Tony Stewart goes with Goodyear like Joel Osteen goes with Iron Maiden. That is, they don't go together at all.
Stewart has voiced a lot of criticism over the years in regards to Goodyear tires, including during the final practice session before the 2009 Daytona 500. Stewart's teammate Ryan Newman had not one, but two catastrophic tire failures during Speedweeks, and it was the second incident that Stewart was involved in.
Stewart wasn't happy that two of his cars were wrecked because of the celebrated tire manufacturer's shortcomings.
If you think this is Stewart's worst criticism regarding Goodyear, then maybe you should check out the next slide.
Not even a runner-up finish in the fourth race of the 2008 season was enough to pacify Tony Stewart's temper. The victim? None other than Goodyear, the official tire of NASCAR.
Stewart criticized Goodyear for the tire they had ready for the drivers for the Atlanta race weekend. He called Goodyear out on why they had left almost all other forms of professional motorsports, citing the fact that they were unable to make a decent racing tire.
He followed that up with stating that they should pull out of racing altogether and stick to street tires. However, after making that statement he went on to say that he was going to dismount every Goodyear tire off of everything he owned and put on something else.
Hoosier and Firestone undoubtedly loved Stewart for this clip.
Many people were left wondering what was wrong with Tony Stewart following the 2006 Daytona 500. Only a week before, he voiced concern regarding aggressive driving after the Budweiser Shootout. Yet in the 500 he was involved in multiple aggressive driving incidents where he was the instigator.

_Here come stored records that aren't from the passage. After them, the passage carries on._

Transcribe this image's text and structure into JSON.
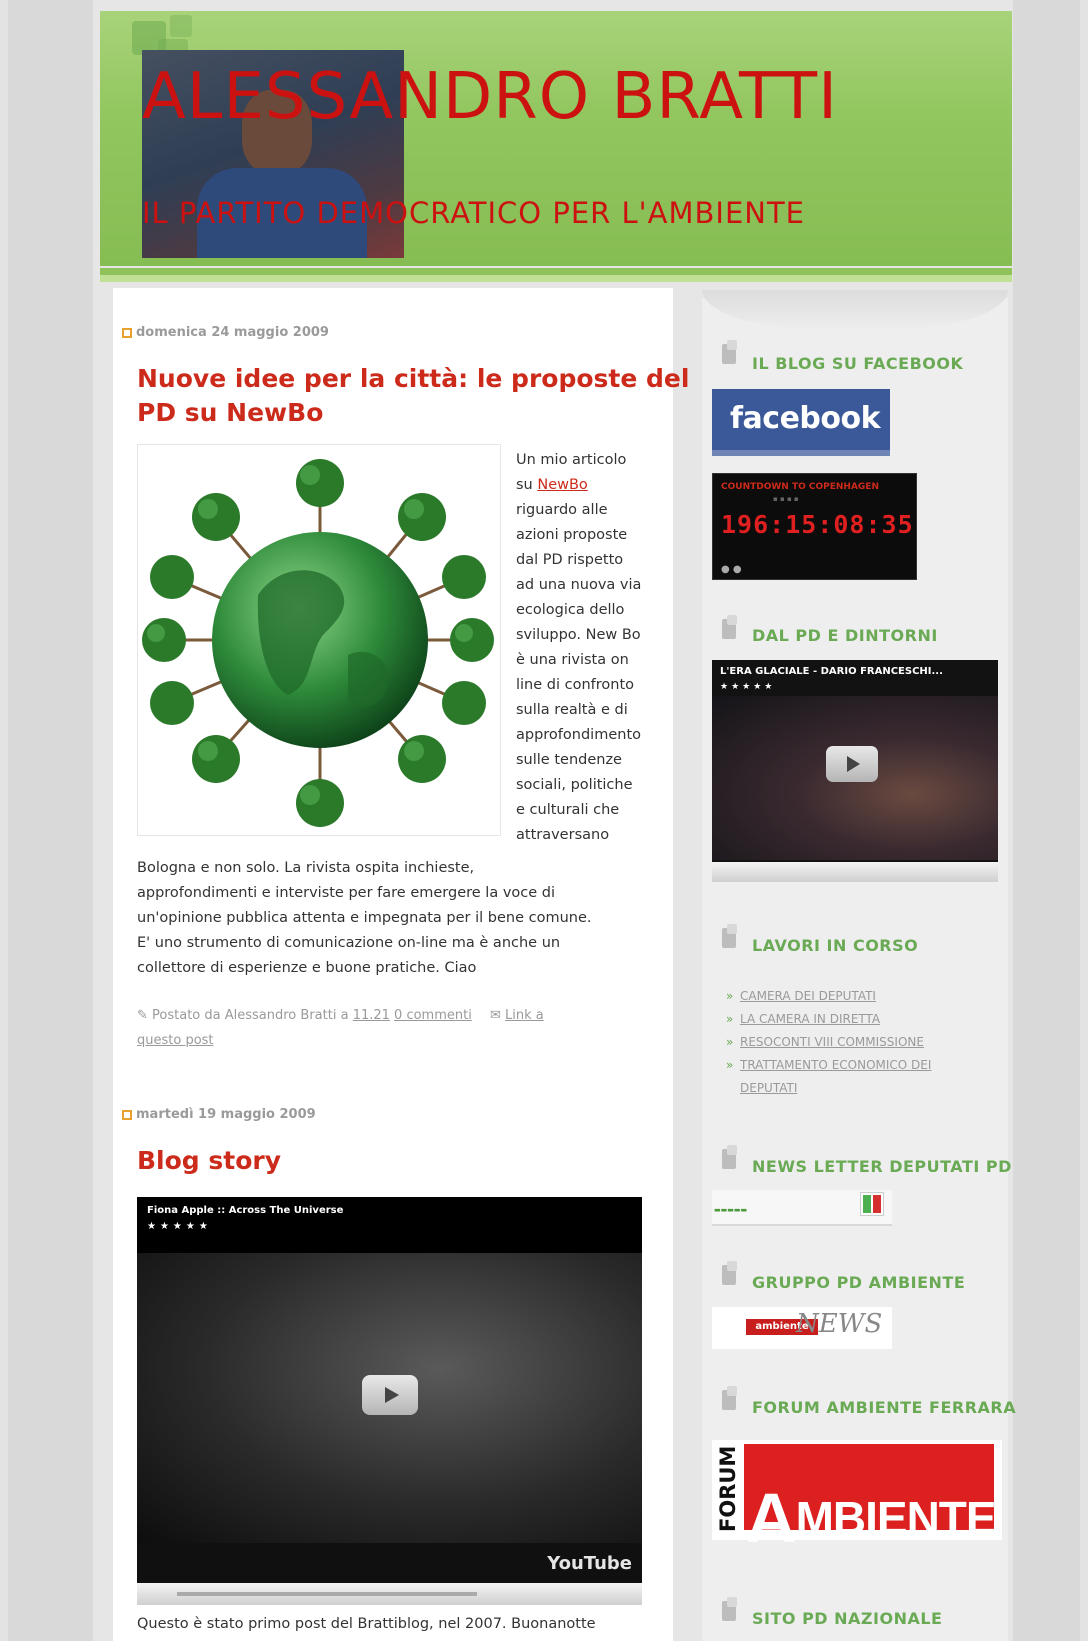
{
  "header": {
    "title": "ALESSANDRO BRATTI",
    "subtitle": "IL PARTITO DEMOCRATICO PER L'AMBIENTE"
  },
  "posts": [
    {
      "date": "domenica 24 maggio 2009",
      "title_line1": "Nuove idee per la città: le proposte del",
      "title_line2": "PD su NewBo",
      "wrap_text": [
        "Un mio articolo",
        "riguardo alle",
        "azioni proposte",
        "dal PD rispetto",
        "ad una nuova via",
        "ecologica dello",
        "sviluppo. New Bo",
        "è una rivista on",
        "line di confronto",
        "sulla realtà e di",
        "approfondimento",
        "sulle tendenze",
        "sociali, politiche",
        "e culturali che",
        "attraversano"
      ],
      "wrap_line2_prefix": "su ",
      "link_text": "NewBo",
      "full_text": [
        "Bologna e non solo. La rivista ospita inchieste,",
        "approfondimenti e interviste per fare emergere la voce di",
        "un'opinione pubblica attenta e impegnata per il bene comune.",
        "E' uno strumento di comunicazione on-line ma è anche un",
        "collettore di esperienze e buone pratiche. Ciao"
      ],
      "footer_posted": "Postato da Alessandro Bratti a",
      "footer_time": "11.21",
      "footer_comments": "0 commenti",
      "footer_link_line1": "Link a",
      "footer_link_line2": "questo post"
    },
    {
      "date": "martedì 19 maggio 2009",
      "title": "Blog story",
      "video_title": "Fiona Apple :: Across The Universe",
      "video_stars": "★★★★★",
      "youtube_label": "YouTube",
      "text": "Questo è stato primo post del Brattiblog, nel 2007. Buonanotte"
    }
  ],
  "sidebar": {
    "widgets": [
      {
        "title": "IL BLOG SU FACEBOOK"
      },
      {
        "title": "DAL PD E DINTORNI"
      },
      {
        "title": "LAVORI IN CORSO"
      },
      {
        "title": "NEWS LETTER DEPUTATI PD"
      },
      {
        "title": "GRUPPO PD AMBIENTE"
      },
      {
        "title": "FORUM AMBIENTE FERRARA"
      },
      {
        "title": "SITO PD NAZIONALE"
      }
    ],
    "facebook_label": "facebook",
    "countdown": {
      "label": "COUNTDOWN TO COPENHAGEN",
      "value": "196:15:08:35"
    },
    "side_video": {
      "title": "L'ERA GLACIALE - DARIO FRANCESCHI...",
      "stars": "★★★★★"
    },
    "links": [
      "CAMERA DEI DEPUTATI",
      "LA CAMERA IN DIRETTA",
      "RESOCONTI VIII COMMISSIONE",
      "TRATTAMENTO ECONOMICO DEI DEPUTATI"
    ],
    "ambiente_news": "ambiente",
    "ambiente_news_suffix": "NEWS",
    "forum_word": "FORUM",
    "ambiente_word": "MBIENTE",
    "ambiente_initial": "A"
  }
}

Initially, Matt Kenseth's Ford was on the outside of Stewart early in the race, which caused a bobble out of Stewart's No. 20. It was nothing serious, as Stewart was able to recover and continue. But not long after Stewart made contact with Jeff Gordon, sending both into the wall.
Still, Stewart managed to move back towards the front, only to deliberately run Kenseth through the grass as retribution for the earlier incident that got Stewart loose. Kenseth's Ford shot back up the track and into the wall, where it somehow managed not to be hit by the rest of the field. Stewart's summation of the incident was that "[Kenseth] started it, and [Stewart] finished it."
As his actions went against his comments after the Shootout the week before, the question still remains: What was all that about?